According to UNHCR, some 659,000 Syrian refugees and around 63,000 Iraqis have officially registered in Jordan — a country of about 9 million people. Citing the most recent census, state-run media last year reported that at least 1.26 million people in Jordan were Syrians.
Now in its seventh year, the war in Syria has left an estimated 450,000 dead. Aid organizations believe that around half of Syria's population has been killed or forced to flee their homes in what is the world's worst humanitarian crisis since World War II.
The sea of tattered tents, the barefoot women and begging children, along with the burn victims being treated nearby at Rukban are all proof that the desperate crisis is beyond the reach of aid workers.
Last year, an ISIS suicide bomber killed seven Jordanian soldiers at a military base located less than a mile away.
That resulted in Jordan preventing all but a handful of refugees from crossing its borders — and declared the area a "closed military zone."
There have been regular attacks this year and daily gunbattles inside the camp, according to Kafawin. He estimates that up to five percent of its residents — about 4,000 people — may be militants.
Syria’s government lost control of this area years ago, and its border posts lie empty. Rebels opposed to the regime of President Bashar al-Assad control the neighboring region.
Yet parties in the war continue to talk about making areas like this into safe zones.
Trump ordered the Pentagon and State Department to examine how to make such "zones of security" actually safe. While the White House has not released information about the plans, it is clear that true safe zones would require lots of money, boots on the ground and planes in the air.
Making such areas secure was also discussed when Trump met Jordan’s King Abdullah on April 5. On Wednesday, Trump and Russian President Vladimir Putin discussed establishing such areas, according to the White House. And on Thursday, Iran, Russia and Turkey backed the establishment of safe zones in or around Syria — although the U.S. was not part of the agreement, and said it was concerned about Tehran's involvement.
So clearly setting up safe zones would will not be an easy task.
It “needs a lot of effort to do it, to maintain it, to secure it,” Kafawin said. “It’s difficult to protect. You need a no fly zone, you need 24-hour patrols and you need, for sure, ground forces.”
And who will provide all of that?
“I don’t think it’s possible without U.S. support,” he said.

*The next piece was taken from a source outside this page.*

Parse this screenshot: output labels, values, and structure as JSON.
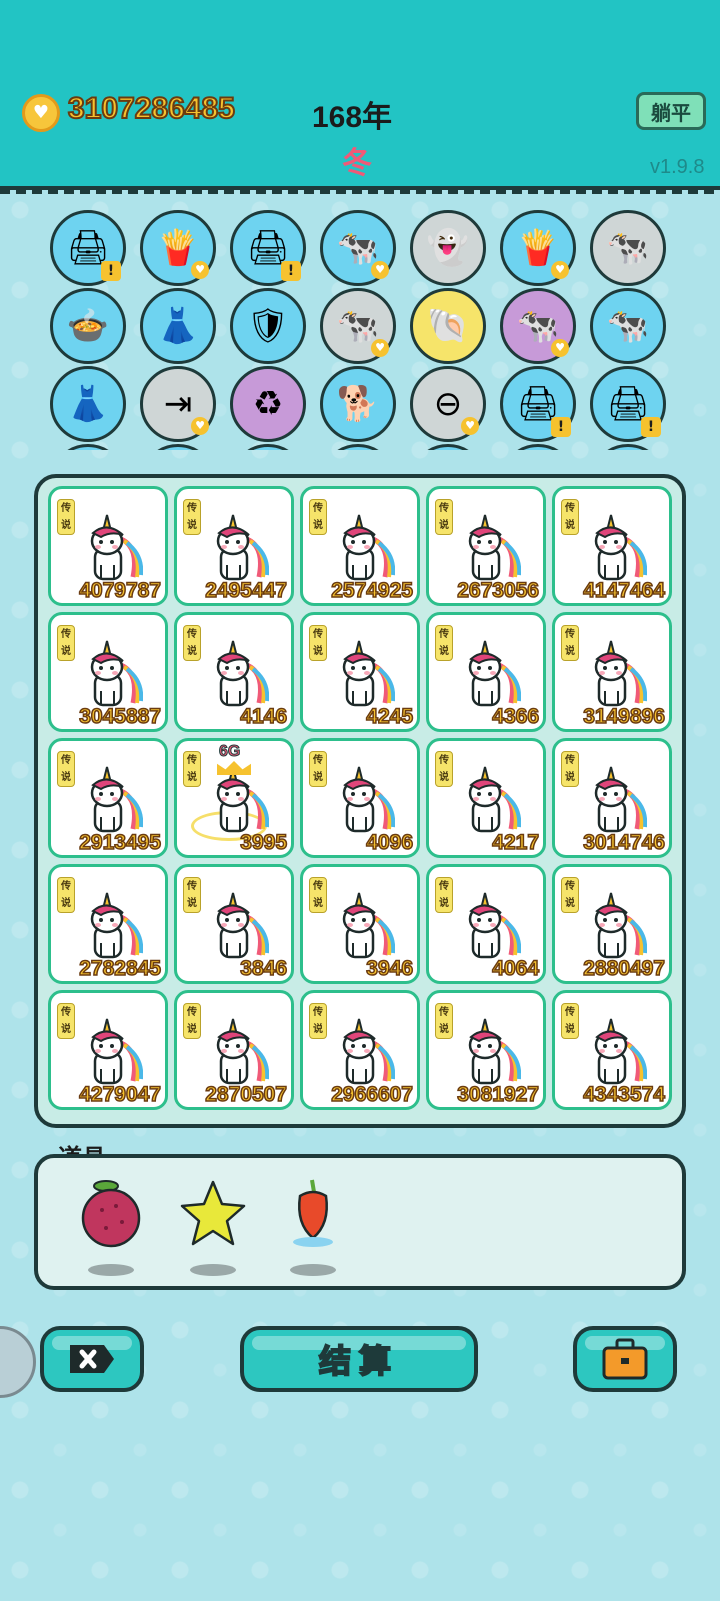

Bill Neely is NBC News' chief global correspondent. He joined NBC News from Britain’s ITV News in January 2014. His reports from across the globe have earned many awards, including an unprecedented three consecutive BAFTAs, the British equivalent of the Oscars, for his work in China, Haiti, and the U.K.
Ziad Jaber is a London-based producer for NBC News.